(Page and application data records)
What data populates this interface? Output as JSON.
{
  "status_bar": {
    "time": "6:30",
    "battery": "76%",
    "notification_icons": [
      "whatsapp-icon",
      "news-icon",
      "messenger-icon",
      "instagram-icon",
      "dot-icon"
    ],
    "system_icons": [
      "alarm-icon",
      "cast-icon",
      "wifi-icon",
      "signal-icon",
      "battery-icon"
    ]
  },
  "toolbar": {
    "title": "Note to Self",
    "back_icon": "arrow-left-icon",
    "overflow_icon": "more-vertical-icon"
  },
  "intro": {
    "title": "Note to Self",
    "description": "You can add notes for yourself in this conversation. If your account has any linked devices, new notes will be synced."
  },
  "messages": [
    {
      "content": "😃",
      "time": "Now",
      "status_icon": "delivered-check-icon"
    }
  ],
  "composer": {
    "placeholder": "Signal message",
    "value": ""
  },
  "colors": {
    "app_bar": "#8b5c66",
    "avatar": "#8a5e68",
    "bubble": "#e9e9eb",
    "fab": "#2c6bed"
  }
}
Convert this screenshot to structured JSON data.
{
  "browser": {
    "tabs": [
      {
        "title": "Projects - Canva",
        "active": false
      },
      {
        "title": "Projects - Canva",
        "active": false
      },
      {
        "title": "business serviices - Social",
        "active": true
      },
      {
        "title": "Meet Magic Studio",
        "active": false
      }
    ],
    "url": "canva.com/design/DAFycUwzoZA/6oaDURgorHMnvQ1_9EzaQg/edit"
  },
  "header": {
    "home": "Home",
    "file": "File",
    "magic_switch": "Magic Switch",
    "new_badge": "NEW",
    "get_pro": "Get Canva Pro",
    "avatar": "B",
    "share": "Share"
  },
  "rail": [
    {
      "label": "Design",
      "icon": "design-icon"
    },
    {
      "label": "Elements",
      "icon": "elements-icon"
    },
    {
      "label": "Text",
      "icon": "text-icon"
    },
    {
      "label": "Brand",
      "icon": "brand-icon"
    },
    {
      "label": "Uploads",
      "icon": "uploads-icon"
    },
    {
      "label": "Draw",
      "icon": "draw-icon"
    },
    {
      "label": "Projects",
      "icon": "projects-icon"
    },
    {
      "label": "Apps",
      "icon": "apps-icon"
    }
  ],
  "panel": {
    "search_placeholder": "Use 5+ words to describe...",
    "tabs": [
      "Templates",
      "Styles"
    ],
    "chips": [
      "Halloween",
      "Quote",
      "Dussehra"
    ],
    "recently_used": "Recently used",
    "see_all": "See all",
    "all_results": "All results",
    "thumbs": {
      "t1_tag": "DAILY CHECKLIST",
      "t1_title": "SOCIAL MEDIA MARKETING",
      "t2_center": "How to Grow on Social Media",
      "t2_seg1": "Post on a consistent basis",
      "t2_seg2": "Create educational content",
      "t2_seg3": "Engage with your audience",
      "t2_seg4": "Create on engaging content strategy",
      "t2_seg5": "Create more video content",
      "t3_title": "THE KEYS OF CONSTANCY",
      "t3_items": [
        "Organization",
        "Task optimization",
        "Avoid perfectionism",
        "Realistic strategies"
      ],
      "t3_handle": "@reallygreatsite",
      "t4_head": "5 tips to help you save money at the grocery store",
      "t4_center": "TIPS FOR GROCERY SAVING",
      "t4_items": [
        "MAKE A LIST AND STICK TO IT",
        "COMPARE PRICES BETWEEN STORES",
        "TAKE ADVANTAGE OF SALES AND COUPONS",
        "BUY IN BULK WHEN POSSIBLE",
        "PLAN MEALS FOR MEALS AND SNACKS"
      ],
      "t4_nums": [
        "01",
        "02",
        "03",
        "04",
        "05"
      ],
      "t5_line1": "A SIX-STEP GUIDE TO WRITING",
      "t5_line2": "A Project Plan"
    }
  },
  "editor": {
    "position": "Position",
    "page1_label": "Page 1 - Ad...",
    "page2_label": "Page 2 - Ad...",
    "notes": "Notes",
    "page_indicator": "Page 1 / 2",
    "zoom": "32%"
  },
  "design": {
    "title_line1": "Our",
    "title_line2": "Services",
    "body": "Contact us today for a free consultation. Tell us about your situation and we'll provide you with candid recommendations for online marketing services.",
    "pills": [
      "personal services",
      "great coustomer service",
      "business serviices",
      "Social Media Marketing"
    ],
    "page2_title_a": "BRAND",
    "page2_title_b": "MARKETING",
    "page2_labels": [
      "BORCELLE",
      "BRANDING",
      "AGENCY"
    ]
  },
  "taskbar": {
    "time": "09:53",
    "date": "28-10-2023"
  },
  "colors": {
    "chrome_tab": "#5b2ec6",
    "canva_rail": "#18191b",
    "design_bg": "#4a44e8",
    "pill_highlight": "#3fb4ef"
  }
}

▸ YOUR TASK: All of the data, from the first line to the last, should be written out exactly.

▸ OUTPUT BELOW:
What data populates this interface? Output as JSON.
{
  "status_bar": {
    "time": "6:30",
    "battery": "76%",
    "notification_icons": [
      "whatsapp-icon",
      "news-icon",
      "messenger-icon",
      "instagram-icon",
      "dot-icon"
    ],
    "system_icons": [
      "alarm-icon",
      "cast-icon",
      "wifi-icon",
      "signal-icon",
      "battery-icon"
    ]
  },
  "toolbar": {
    "title": "Note to Self",
    "back_icon": "arrow-left-icon",
    "overflow_icon": "more-vertical-icon"
  },
  "intro": {
    "title": "Note to Self",
    "description": "You can add notes for yourself in this conversation. If your account has any linked devices, new notes will be synced."
  },
  "messages": [
    {
      "content": "😃",
      "time": "Now",
      "status_icon": "delivered-check-icon"
    }
  ],
  "composer": {
    "placeholder": "Signal message",
    "value": ""
  },
  "colors": {
    "app_bar": "#8b5c66",
    "avatar": "#8a5e68",
    "bubble": "#e9e9eb",
    "fab": "#2c6bed"
  }
}
Convert this screenshot to structured JSON data.
{
  "browser": {
    "tabs": [
      {
        "title": "Projects - Canva",
        "active": false
      },
      {
        "title": "Projects - Canva",
        "active": false
      },
      {
        "title": "business serviices - Social",
        "active": true
      },
      {
        "title": "Meet Magic Studio",
        "active": false
      }
    ],
    "url": "canva.com/design/DAFycUwzoZA/6oaDURgorHMnvQ1_9EzaQg/edit"
  },
  "header": {
    "home": "Home",
    "file": "File",
    "magic_switch": "Magic Switch",
    "new_badge": "NEW",
    "get_pro": "Get Canva Pro",
    "avatar": "B",
    "share": "Share"
  },
  "rail": [
    {
      "label": "Design",
      "icon": "design-icon"
    },
    {
      "label": "Elements",
      "icon": "elements-icon"
    },
    {
      "label": "Text",
      "icon": "text-icon"
    },
    {
      "label": "Brand",
      "icon": "brand-icon"
    },
    {
      "label": "Uploads",
      "icon": "uploads-icon"
    },
    {
      "label": "Draw",
      "icon": "draw-icon"
    },
    {
      "label": "Projects",
      "icon": "projects-icon"
    },
    {
      "label": "Apps",
      "icon": "apps-icon"
    }
  ],
  "panel": {
    "search_placeholder": "Use 5+ words to describe...",
    "tabs": [
      "Templates",
      "Styles"
    ],
    "chips": [
      "Halloween",
      "Quote",
      "Dussehra"
    ],
    "recently_used": "Recently used",
    "see_all": "See all",
    "all_results": "All results",
    "thumbs": {
      "t1_tag": "DAILY CHECKLIST",
      "t1_title": "SOCIAL MEDIA MARKETING",
      "t2_center": "How to Grow on Social Media",
      "t2_seg1": "Post on a consistent basis",
      "t2_seg2": "Create educational content",
      "t2_seg3": "Engage with your audience",
      "t2_seg4": "Create on engaging content strategy",
      "t2_seg5": "Create more video content",
      "t3_title": "THE KEYS OF CONSTANCY",
      "t3_items": [
        "Organization",
        "Task optimization",
        "Avoid perfectionism",
        "Realistic strategies"
      ],
      "t3_handle": "@reallygreatsite",
      "t4_head": "5 tips to help you save money at the grocery store",
      "t4_center": "TIPS FOR GROCERY SAVING",
      "t4_items": [
        "MAKE A LIST AND STICK TO IT",
        "COMPARE PRICES BETWEEN STORES",
        "TAKE ADVANTAGE OF SALES AND COUPONS",
        "BUY IN BULK WHEN POSSIBLE",
        "PLAN MEALS FOR MEALS AND SNACKS"
      ],
      "t4_nums": [
        "01",
        "02",
        "03",
        "04",
        "05"
      ],
      "t5_line1": "A SIX-STEP GUIDE TO WRITING",
      "t5_line2": "A Project Plan"
    }
  },
  "editor": {
    "position": "Position",
    "page1_label": "Page 1 - Ad...",
    "page2_label": "Page 2 - Ad...",
    "notes": "Notes",
    "page_indicator": "Page 1 / 2",
    "zoom": "32%"
  },
  "design": {
    "title_line1": "Our",
    "title_line2": "Services",
    "body": "Contact us today for a free consultation. Tell us about your situation and we'll provide you with candid recommendations for online marketing services.",
    "pills": [
      "personal services",
      "great coustomer service",
      "business serviices",
      "Social Media Marketing"
    ],
    "page2_title_a": "BRAND",
    "page2_title_b": "MARKETING",
    "page2_labels": [
      "BORCELLE",
      "BRANDING",
      "AGENCY"
    ]
  },
  "taskbar": {
    "time": "09:53",
    "date": "28-10-2023"
  },
  "colors": {
    "chrome_tab": "#5b2ec6",
    "canva_rail": "#18191b",
    "design_bg": "#4a44e8",
    "pill_highlight": "#3fb4ef"
  }
}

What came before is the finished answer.